▸ Brief
If a line in the data contains "articles", copy it out.

Extracted data entries

========================

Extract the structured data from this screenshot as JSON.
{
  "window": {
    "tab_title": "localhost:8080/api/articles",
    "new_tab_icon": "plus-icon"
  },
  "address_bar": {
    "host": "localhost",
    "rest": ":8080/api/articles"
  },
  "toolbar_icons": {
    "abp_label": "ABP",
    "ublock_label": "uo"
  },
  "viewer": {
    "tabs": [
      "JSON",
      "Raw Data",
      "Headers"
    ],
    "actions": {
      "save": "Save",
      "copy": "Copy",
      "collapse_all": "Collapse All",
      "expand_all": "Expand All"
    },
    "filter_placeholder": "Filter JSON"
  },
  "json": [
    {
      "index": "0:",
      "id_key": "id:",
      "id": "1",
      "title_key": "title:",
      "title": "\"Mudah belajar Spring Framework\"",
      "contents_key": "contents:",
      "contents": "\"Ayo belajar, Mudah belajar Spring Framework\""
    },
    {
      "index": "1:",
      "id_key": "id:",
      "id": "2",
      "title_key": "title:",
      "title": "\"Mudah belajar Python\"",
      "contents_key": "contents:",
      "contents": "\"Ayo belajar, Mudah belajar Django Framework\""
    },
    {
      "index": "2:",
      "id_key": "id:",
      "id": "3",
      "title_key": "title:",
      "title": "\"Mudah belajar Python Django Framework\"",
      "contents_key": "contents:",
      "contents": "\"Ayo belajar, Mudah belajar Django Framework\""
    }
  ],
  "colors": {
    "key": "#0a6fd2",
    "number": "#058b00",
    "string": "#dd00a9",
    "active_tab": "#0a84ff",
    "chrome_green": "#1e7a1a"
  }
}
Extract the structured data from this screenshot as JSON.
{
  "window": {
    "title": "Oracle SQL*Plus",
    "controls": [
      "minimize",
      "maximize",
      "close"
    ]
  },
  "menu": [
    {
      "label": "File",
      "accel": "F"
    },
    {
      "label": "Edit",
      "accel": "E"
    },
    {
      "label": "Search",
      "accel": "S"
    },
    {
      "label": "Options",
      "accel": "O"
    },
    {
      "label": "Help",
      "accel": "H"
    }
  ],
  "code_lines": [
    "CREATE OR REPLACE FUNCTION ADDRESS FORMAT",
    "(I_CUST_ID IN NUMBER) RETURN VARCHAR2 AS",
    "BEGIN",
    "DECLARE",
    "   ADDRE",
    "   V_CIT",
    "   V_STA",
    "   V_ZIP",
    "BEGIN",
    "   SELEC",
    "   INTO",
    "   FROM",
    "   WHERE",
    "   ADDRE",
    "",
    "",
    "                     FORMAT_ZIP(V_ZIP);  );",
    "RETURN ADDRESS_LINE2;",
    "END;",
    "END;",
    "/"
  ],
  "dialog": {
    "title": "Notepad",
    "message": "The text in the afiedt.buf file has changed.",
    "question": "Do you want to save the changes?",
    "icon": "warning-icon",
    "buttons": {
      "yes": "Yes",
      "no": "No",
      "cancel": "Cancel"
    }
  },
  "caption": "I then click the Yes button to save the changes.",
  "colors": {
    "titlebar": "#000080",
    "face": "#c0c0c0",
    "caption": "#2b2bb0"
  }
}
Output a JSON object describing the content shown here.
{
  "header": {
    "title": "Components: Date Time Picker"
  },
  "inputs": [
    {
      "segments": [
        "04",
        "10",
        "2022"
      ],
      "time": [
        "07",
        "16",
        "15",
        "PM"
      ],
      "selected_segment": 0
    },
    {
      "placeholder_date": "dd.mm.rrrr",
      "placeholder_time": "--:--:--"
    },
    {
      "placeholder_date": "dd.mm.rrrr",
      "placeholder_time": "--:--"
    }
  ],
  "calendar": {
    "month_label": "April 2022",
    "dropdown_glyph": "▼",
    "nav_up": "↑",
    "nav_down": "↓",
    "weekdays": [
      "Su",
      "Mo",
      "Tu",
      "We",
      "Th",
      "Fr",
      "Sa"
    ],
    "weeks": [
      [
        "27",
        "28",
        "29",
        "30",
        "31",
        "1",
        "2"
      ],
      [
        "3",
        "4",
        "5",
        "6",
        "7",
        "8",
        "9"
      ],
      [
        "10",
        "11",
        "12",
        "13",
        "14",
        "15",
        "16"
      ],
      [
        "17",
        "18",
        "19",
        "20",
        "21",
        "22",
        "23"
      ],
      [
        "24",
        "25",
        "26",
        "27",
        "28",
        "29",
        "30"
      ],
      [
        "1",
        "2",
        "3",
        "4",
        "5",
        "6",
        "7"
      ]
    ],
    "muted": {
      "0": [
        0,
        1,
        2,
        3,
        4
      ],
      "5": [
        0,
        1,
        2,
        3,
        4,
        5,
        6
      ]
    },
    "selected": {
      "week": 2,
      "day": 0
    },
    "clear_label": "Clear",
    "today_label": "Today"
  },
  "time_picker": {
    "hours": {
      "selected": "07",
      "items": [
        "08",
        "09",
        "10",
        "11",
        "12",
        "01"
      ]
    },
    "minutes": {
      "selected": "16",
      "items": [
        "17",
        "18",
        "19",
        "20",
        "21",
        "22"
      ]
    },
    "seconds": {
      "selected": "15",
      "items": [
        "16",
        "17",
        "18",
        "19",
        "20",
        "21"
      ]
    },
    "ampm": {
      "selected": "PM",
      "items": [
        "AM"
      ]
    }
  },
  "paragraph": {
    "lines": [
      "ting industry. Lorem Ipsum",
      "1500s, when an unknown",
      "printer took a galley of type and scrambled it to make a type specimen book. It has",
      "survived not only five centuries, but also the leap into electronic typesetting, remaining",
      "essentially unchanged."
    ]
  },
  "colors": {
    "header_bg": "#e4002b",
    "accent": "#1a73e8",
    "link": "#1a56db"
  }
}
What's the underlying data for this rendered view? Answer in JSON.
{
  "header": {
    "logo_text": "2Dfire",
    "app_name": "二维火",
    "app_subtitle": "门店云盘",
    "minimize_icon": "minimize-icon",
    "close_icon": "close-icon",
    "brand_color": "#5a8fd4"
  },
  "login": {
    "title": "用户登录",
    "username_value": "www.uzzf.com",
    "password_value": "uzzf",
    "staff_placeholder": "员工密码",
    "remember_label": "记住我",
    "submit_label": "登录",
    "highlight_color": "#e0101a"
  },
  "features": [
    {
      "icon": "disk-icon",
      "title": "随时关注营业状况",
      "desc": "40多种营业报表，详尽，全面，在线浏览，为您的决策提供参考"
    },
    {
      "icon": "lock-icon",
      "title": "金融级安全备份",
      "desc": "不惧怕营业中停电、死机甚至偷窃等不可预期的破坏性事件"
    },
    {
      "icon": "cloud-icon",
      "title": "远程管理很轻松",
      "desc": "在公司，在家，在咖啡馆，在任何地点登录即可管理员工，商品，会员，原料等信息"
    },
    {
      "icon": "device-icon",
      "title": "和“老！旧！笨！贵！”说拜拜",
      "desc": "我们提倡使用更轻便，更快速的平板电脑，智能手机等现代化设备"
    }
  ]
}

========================

▸ Reply to the exercise
    "tab_title": "localhost:8080/api/articles",
    "rest": ":8080/api/articles"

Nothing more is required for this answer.